AUSTIN (KXAN) — The owner of Vince Young Steakhouse says homelessness in Austin is reaching a boiling point.
Phillip Brown, also executive chef of the downtown restaurant, said he’s speaking out because incidents involving homeless in the city happening more frequently.
Brown shared on Twitter recently:
He told KXAN he took those pictures last week.
“Our biggest thing is this isn’t safe for anybody, and that includes the homeless population,” Brown explained.
He said problems started escalating about a year and a half ago.
“The first real major incident that I had was I had my head split open,” Brown said in an interview. “We had a guy, he was knocking over tables on our patio.”
When he called 911, he said the man believed to be homeless hit him in the head. He needed 13 stitches.
Then about six months ago, he found a man relieving himself in the parking lot.
When Brown asked him to leave, Brown said the man responded, “This is Austin. We can do whatever we want. You can’t tell me what to do. There’s nothing you or the police can do.”
Last month, a man was stabbed near the restaurant. Police said both the victim and suspect appeared to be homeless.
“That happened when a lot of our staff come in, and someone could’ve been arriving at that time, and who knows what could’ve happened,” Brown said.
“We know there’s no simple answers to this,” he added. “It’s a problem that requires time. It’s not going to be fixed overnight.”
Police presence in the downtown area
A few weeks ago, Austin Police Chief Brian Manley announced he’s increasing police presence downtown after a woman stabbed several people near Sixth Street.
Last summer, APD increased patrols downtown after a series of violent incidents, but as City Council Member Kathie Tovo explained, that ended a few months later.
“We’ve certainly heard safety concerns from businesses owners, residents and individuals who have worked downtown or are headed downtown,” Tovo told KXAN.
She explained: “One of the ways in which my office responded — I brought forward a budget measure during our last year’s budget to maintain officers in our downtown… but when the pilot ended those officers were removed.”
According to Tovo, the newly heightened police presence is expected to continue through South By Southwest, which takes place next month.
Over the weekend, Mayor Steve Adler told us, “As we become a bigger city, as we have more and more people mixing in our downtown area, maybe we just need to keep an increased presence indefinitely.”
Adler spoke with us after a vendor announced it was leaving a downtown farmer’s market. They pointed to threats and aggressive behavior involving people who are homeless.

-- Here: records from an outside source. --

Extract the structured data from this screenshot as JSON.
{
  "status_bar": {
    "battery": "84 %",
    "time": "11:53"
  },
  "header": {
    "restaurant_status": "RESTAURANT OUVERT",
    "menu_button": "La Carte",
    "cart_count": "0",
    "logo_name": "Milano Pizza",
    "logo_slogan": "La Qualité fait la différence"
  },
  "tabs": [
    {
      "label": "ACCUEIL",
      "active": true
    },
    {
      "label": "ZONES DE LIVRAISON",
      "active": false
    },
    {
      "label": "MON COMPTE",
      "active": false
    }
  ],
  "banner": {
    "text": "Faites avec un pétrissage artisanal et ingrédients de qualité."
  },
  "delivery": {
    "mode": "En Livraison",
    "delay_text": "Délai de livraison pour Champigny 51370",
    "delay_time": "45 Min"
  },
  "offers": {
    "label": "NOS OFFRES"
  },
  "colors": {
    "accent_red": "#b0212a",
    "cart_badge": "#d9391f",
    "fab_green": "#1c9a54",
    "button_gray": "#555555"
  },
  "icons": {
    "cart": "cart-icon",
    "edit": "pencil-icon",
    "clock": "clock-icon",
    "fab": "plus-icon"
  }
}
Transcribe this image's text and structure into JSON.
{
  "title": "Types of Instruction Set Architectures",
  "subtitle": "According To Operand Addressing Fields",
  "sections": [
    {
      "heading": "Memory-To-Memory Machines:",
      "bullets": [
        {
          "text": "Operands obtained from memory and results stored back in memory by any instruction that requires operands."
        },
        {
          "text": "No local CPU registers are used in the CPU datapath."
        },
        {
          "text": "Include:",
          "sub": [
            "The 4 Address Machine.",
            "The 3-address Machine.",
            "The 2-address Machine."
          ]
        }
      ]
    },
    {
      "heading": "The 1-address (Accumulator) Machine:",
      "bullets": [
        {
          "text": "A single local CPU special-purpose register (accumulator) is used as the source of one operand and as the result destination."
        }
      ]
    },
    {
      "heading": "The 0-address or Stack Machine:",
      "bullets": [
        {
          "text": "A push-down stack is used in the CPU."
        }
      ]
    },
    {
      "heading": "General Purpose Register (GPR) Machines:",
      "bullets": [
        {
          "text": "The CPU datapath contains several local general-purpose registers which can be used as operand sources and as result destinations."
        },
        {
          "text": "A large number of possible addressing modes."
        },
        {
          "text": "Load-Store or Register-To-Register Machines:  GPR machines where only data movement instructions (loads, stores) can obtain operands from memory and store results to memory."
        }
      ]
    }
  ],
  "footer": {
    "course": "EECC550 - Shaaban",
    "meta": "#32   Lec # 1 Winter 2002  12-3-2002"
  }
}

Adler emphasized Austin remains one of the safest big cities in America and that you can’t automatically link people who are homeless to violent crimes.
He said over the phone Monday, “We have a challenge. We’re attacking it, not hiding it.”
When asked about keeping the increased police patrols downtown, Tovo responded, “What I’ve made clear to the [city] manager is that as soon as they have available information, I would like to understand the cost of providing the extra level of public safety presence that there are right now in downtown. I would like to understand what those costs are, so our council can have an understanding and a conversation, whether or not we should continue those in the long run.”
She explained, however, that individuals who are experiencing homelessness are not more likely to commit crime.
Meanwhile, Brown says that while there are definitely “more officers patrolling, and they do a phenomenal job, but they can’t be everywhere all the time.”
The Austin Police Association told us keeping a higher level of staffing downtown is possible by using overtime.
But the association president said the officers are overworked. Many are working more than 50 hours a week and some 76 hours a week. That’s the maximum amount allowed by law.
Focus on mental health and substance abuse help
Brown told KXAN he wants the city council to do more to fix the root problem of homelessness.
“I don’t think anybody starts out wanting to be homeless. There’s mental illness, substance abuse problems and those things have caused that,” he said.
Brown aid he knows it’s not going to be fixed overnight, but “as a business we’re the ones experiencing these problems on a day in and day out basis. We just want some support and feel that we are being cared about, that our opinion does matter.”